The main strength of this study was that we assessed tracking over 15 years according to a dietary intervention, which has not been done before. Further, we used all six measurements and a suitable statistical test, providing knowledge into trajectories over time. We compared tracking coefficients derived from two dietary methods; FFQ and 24-h recall, where FFQ, is suitable for assessing tracking and gives an indication of habitual consumption . Another strength of the present study is that both unhealthy and healthy dietary variables were studied, which provides a broader insight into dietary behaviour from childhood to adulthood.
Longitudinal studies are prone to loss of participants at follow-up, and this study is no exception. In 2009, the survey was sent to participants by regular mail. In addition, the participants had to send their completed survey back by regular mail. The delivery and return of the survey most likely led to the low participation in 2009. However, drop-out was much smaller for the other surveys. We performed two drop-out analyses which showed that drop-outs or subjects with one or several missing measurements, generally had a lower weekly consumption of fruit and vegetables and higher consumption of unhealthy snacks. Further, girls and subjects with higher educated parents were better represented at the follow-ups.
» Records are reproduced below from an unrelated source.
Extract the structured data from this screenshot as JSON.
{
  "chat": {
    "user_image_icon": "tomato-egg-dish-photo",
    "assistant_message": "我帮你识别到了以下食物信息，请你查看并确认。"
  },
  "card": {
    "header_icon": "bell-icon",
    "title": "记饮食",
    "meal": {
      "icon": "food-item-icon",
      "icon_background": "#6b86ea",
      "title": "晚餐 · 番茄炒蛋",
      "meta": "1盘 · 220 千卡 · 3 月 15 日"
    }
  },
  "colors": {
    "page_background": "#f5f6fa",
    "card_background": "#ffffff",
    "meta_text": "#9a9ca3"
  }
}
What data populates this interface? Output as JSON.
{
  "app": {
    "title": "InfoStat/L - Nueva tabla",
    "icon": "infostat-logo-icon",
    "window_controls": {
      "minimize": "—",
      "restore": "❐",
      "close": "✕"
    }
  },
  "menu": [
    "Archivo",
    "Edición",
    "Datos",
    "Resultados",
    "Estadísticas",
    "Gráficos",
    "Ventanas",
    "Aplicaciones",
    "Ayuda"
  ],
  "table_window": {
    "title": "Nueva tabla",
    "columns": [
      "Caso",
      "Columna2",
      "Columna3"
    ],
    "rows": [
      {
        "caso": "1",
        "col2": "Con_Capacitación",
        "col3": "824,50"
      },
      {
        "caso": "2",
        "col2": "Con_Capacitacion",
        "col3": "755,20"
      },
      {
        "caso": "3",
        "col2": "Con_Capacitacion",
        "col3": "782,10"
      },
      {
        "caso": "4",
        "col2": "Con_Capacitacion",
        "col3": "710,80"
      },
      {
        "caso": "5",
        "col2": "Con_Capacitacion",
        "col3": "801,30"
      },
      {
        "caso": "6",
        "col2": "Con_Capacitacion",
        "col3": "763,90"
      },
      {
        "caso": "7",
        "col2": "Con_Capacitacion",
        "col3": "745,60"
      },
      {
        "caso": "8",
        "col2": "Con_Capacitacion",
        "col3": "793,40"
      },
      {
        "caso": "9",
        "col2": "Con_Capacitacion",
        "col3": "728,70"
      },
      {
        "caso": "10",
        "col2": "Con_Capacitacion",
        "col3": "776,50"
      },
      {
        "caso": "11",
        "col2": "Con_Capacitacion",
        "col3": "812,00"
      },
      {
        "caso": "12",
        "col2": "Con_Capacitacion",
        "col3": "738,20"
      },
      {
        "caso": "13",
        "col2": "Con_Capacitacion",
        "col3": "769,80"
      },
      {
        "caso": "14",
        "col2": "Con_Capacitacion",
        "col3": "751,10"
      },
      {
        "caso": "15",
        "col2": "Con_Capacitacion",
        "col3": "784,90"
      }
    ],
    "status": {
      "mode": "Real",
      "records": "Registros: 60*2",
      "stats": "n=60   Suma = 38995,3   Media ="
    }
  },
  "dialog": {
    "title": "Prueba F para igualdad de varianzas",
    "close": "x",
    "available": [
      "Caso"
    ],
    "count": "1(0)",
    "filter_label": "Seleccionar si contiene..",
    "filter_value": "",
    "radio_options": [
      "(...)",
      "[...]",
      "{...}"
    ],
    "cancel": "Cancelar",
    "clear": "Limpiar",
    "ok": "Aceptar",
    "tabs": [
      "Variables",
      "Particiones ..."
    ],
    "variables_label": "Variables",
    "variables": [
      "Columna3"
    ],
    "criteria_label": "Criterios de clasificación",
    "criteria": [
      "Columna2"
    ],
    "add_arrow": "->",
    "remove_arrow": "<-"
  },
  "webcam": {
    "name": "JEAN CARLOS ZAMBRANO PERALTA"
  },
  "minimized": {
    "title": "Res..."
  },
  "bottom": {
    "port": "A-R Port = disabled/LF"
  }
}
The rather large drop-out may have affected the results, however, we used mixed models for repeated measurements, which is an analysis that handles data with missing observations. Although we adjusted for sex and parental education, there might be other confounders e.g. total energy consumed which we did not have the opportunity to control for. The population in the FVMM is not a representative sample of the Norwegian population regarding parental education. In 1999, 28,5% of the population in Norway aged 34–44 years had higher education, which is lower than observed in the FVMM study .
The main challenge of estimating tracking coefficients for eating behaviour lies in measurement challenges, as eating behaviour can be highly variable both within and between days for an individual. Therefore, we don’t know how much of the low to moderate tracking coefficient may be explained by measurement error. In addition, all methods for collecting self-reported dietary data have well-known limitations .
Another limitation of this study is the Norwegian School Fruit Scheme (NSFS). The NSFS is a paid subscription program providing daily fruit to pupils at school, while the FVMM intervention was operating. Initially, schools could decide if they wanted to participate in the program. At participating schools’ parents could decide if they wanted to subscribe. All 29 FVMM control schools in the were given the opportunity to participate in the NSFS. Nine control schools participated, and 20 control schools declined to participate in the programme in the school year 2001/2002. In the nine control schools participating, there were both subscribers and non-subscribers (41% of the pupils subscribed).
Another limitation of the present study was the use of a non-validated measure for unhealthy snacks. Additionally, unhealthy snacks are a combined measure, which included both information about soda, crisps and candy/chocolate consumption. Therefore, we were not able to identify the contribution of the different snacks items to the tracking coefficient and how the foods would track separately.